A new wave of hot sauce popularity happened again in the early 1980s. Restaurant owner Chip Hearn went on a mission to create his own hot sauce. At first, he wanted to all do it himself, but due to infrastructure problems, he had to come up with an alternative. Hearn contacted a well-known hot sauce manufacturer and asked them if he could pay them to buy unlabeled bottles of hot sauce. Around the same time, more restaurants had the idea to sell their own branded hot sauce. Tapatio emerged in Maywood, California in 1971 and Sriracha was made by the Vietnamese immigrant David Tran in 1980. Hot sauce expanded into people’s households with TV commercials promoting different brands of hot sauce.
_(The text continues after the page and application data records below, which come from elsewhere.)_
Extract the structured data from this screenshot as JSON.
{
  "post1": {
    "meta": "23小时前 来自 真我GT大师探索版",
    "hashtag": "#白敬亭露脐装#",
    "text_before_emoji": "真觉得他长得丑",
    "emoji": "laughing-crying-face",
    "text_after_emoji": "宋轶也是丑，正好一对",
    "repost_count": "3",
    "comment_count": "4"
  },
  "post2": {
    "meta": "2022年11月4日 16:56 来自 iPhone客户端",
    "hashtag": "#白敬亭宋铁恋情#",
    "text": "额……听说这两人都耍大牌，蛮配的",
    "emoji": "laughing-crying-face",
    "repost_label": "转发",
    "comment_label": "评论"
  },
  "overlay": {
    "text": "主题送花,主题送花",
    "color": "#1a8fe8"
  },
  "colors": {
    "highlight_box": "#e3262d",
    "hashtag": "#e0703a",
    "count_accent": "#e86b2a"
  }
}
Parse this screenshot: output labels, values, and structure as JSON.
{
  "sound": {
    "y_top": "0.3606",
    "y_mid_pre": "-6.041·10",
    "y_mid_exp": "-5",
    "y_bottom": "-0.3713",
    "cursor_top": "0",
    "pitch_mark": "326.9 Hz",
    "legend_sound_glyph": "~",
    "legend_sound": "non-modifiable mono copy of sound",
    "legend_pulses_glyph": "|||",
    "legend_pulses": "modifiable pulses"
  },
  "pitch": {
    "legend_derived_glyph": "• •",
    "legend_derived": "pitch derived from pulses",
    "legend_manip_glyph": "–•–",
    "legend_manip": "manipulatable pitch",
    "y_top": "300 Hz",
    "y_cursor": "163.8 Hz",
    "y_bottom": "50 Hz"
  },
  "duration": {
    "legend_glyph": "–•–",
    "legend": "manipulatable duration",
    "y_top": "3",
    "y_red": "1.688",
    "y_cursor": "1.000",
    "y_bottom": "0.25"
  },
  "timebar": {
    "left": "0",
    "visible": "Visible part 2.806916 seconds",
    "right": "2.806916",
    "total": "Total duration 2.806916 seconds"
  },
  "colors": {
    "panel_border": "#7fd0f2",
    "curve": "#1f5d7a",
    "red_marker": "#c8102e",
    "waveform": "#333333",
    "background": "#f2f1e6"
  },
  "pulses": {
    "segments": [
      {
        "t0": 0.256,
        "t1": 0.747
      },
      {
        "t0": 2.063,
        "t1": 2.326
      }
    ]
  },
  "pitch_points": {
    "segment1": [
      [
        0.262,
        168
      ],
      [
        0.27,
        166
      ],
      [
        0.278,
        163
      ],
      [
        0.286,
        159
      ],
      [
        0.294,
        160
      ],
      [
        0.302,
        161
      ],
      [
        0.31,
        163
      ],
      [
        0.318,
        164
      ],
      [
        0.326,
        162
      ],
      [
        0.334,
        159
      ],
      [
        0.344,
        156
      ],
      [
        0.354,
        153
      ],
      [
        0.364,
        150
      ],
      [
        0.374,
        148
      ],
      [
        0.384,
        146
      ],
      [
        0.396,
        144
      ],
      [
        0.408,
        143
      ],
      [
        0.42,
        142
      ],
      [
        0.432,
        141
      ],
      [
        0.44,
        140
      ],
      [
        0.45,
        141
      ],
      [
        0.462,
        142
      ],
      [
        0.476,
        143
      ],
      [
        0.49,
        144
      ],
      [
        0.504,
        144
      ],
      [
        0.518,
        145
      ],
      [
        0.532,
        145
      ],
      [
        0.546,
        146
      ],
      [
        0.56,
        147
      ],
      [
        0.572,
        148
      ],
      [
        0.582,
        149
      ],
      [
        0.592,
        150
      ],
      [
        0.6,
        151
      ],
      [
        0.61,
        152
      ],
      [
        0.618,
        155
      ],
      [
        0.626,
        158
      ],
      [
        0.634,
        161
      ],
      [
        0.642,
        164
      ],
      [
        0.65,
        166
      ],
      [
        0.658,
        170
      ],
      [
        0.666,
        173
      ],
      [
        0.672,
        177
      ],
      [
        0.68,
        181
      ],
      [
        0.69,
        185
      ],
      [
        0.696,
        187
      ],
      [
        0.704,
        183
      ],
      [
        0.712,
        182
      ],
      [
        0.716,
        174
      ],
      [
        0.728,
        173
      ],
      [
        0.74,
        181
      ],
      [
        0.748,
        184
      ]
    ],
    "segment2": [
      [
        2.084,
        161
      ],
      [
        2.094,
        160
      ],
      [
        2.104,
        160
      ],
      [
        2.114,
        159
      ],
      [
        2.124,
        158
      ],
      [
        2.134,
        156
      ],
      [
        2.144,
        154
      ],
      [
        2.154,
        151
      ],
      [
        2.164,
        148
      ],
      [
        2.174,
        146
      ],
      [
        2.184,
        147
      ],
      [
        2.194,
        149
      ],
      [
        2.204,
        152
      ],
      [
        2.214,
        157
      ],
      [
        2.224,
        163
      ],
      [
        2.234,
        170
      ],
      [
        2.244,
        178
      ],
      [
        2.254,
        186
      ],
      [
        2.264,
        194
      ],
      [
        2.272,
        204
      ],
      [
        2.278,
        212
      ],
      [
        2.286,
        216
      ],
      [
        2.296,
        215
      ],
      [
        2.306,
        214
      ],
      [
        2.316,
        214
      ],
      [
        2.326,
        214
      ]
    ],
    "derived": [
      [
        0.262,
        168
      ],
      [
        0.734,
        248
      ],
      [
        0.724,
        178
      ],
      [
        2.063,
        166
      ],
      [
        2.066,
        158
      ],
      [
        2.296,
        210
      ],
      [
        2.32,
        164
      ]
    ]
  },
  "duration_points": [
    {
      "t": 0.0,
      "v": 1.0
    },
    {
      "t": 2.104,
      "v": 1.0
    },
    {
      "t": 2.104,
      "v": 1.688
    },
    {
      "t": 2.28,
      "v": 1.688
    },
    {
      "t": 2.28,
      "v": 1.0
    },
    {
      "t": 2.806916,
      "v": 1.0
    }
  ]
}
Getting used to the spicy flavor, the 1990s were all about experiments and going just a little more extreme. Super hot sauces were introduced, mostly packaged with flames coming out of someone’s butt, the word “ass” in it and keywords such as “insanity” or “death sauce.” Hot sauces were originally not made to attract people in restaurants, but rather the opposite: to get rid of unwanted eaters. With 90,000 to 250,000 Scoville units, they took spiciness to a whole new level. Surprisingly, it didn’t turn people away but they instead got excited about it!
Finally, hot sauce gained new momentum around 2012. Though the reason for this is unclear, many companies simultaneously started bringing out new types of hot sauces. They used a variety of peppers, such as ghost peppers, the Carolina reaper (named the world’s hottest pepper in 2013) and Trinidad Scorpions. Nowadays, hot sauce is still a beloved way to add some (or a lot of) excitement to dishes. Find out more about the MAGGI Taste of Americas Fiery Hot Sauce which showcases an amazing balance of heat and flavour brought out by a combination of aged chillies, vinegar and garlic.